Collected data

>>

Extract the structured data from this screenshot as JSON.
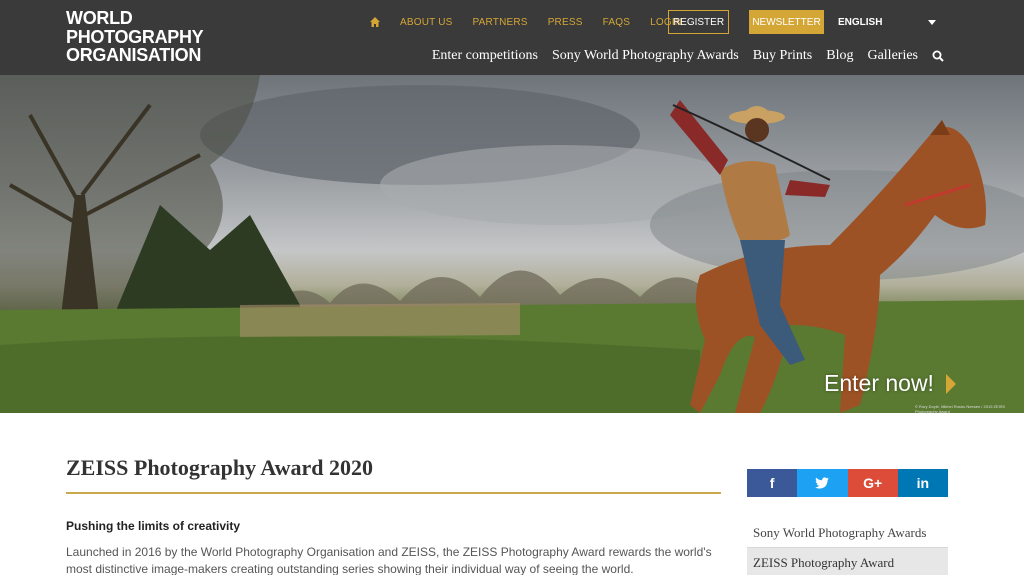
{
  "brand": {
    "logo_line1": "WORLD",
    "logo_line2": "PHOTOGRAPHY",
    "logo_line3": "ORGANISATION",
    "accent_color": "#d4a636",
    "header_bg": "#3a3a3a"
  },
  "topnav": {
    "home_icon": "home-icon",
    "items": [
      "ABOUT US",
      "PARTNERS",
      "PRESS",
      "FAQS",
      "LOGIN"
    ],
    "register_label": "REGISTER",
    "newsletter_label": "NEWSLETTER",
    "language": "ENGLISH"
  },
  "mainnav": {
    "items": [
      "Enter competitions",
      "Sony World Photography Awards",
      "Buy Prints",
      "Blog",
      "Galleries"
    ],
    "search_icon": "search-icon"
  },
  "hero": {
    "cta_label": "Enter now!",
    "credit": "© Rory Doyle, Mikhel Rushu Neesen / 2019 ZEISS Photography Award"
  },
  "article": {
    "title": "ZEISS Photography Award 2020",
    "subhead": "Pushing the limits of creativity",
    "paragraph": "Launched in 2016 by the World Photography Organisation and ZEISS, the ZEISS Photography Award rewards the world's most distinctive image-makers creating outstanding series showing their individual way of seeing the world."
  },
  "sidebar": {
    "social": [
      {
        "icon": "facebook-icon",
        "glyph": "f",
        "color": "#3b5998"
      },
      {
        "icon": "twitter-icon",
        "glyph": "t",
        "color": "#1da1f2"
      },
      {
        "icon": "google-plus-icon",
        "glyph": "G+",
        "color": "#dd4b39"
      },
      {
        "icon": "linkedin-icon",
        "glyph": "in",
        "color": "#0077b5"
      }
    ],
    "links": [
      "Sony World Photography Awards",
      "ZEISS Photography Award"
    ]
  }
}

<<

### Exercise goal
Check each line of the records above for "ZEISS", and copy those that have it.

### Answer space
    "credit": "© Rory Doyle, Mikhel Rushu Neesen / 2019 ZEISS Photography Award"
    "title": "ZEISS Photography Award 2020",
    "paragraph": "Launched in 2016 by the World Photography Organisation and ZEISS, the ZEISS Photography Award rewards the world's most distinctive image-makers creating outstanding series showing their individual way of seeing the world."
      "ZEISS Photography Award"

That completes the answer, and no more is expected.